Annapolis, MD: Naval Institute Press, 2000.
A frigate during the “age of fighting sail” is roughly the 18th and early 19th century equivalent of the modern naval destroyer, the ideal command in the minds of most zealous captains, then and now — small enough not to be expected to stand in the line of battle, large enough to be capable of formidable and dashing independent service. And that meant one-on-one actions against the enemy and the prospect of prize money. Unfortunately for modern naval historians and fans of Patrick O’Brian and C. S. Forester, no standard-size frigates of the Napoleonic period have survived, only ships of the line like Victory.

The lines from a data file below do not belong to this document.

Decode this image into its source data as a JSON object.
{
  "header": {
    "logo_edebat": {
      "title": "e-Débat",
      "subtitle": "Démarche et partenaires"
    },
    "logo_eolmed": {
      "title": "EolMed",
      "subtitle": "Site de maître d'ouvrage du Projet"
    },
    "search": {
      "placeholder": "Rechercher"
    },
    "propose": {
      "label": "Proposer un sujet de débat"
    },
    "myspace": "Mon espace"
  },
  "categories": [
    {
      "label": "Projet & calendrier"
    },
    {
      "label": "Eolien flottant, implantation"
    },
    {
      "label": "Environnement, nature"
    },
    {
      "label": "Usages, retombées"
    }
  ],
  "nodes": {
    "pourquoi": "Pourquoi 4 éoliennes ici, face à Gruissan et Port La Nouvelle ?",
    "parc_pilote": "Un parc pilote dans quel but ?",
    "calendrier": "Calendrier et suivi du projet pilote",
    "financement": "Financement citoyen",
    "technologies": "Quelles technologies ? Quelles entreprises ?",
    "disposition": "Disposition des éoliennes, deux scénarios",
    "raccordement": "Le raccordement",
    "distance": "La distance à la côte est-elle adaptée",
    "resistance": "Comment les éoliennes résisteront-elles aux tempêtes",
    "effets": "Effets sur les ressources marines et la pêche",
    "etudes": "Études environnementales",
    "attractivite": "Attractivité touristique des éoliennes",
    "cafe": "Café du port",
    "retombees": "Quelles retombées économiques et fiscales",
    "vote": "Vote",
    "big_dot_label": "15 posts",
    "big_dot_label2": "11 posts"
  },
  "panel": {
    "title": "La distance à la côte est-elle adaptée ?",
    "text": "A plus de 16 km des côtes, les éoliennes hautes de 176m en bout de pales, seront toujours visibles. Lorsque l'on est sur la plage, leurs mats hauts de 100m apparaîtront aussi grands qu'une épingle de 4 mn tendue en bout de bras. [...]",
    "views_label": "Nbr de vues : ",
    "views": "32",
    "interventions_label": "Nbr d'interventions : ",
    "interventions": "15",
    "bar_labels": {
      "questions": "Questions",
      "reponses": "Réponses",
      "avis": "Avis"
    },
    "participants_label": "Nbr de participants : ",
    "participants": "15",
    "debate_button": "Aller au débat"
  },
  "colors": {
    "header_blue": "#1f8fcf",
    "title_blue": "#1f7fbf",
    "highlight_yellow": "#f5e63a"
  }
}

(The Constitution, though called a “frigate,” is much larger than the classic design, a compromise resulting from the American need for a navy with the lack of funds to build a large one.) This is the author’s third book about frigates and was meant to be part of a series, but was recast as a stand-alone volume. Except that it still seems to pick up in the middle of the subject; the first chapter is even called “The Return to Moderate Dimensions,” with no indication what the earlier specs of a frigate were. And coverage is exclusively on British-built ships, except for refitted captured vessels. Six chapters on overall frigate design up through 1815 are followed by six more on the design, construction, performance, and armament of individual ships — or of ship classes, actually, as there were far too many frigates built to discuss the details of their numerous variations individually. The writing itself is academically precise and quite technical, wending among a large number of tables, hull design drafts, and specialists’ working drawings. No effort is made to define or explain terms like “spar-deck armament,” “hollow waterline,” or even “scantlings” (to a comparison of which considerable discussion is devoted). This is definitely not a book for the beginner, even one familiar with square-rigged ships. I must say that many of the included original designers’ plans are also less than useful because the captions often refer to points discussed in the holographic notes appearing in the drawings themselves, and which are reproduced at a size too small to be read. For me, the best part of the book is at the very end, Chapter 12, “Frigates in Action,” which discusses the application and result of all that abstruse architecture and skilled building, with sections on the frigate’s role in independent, squadron, and fleet action, the function of such ships in reconnaissance and in intelligence-gathering and in blockade duty off the French coast, and the key part they played in coastal and amphibious operations generally, where ships of the line were simply too large and too inefficient in their seakeeping to be trustworthy. Still, I suspect this book will be most useful to students of naval architecture and to builders of detailed, large-scale models.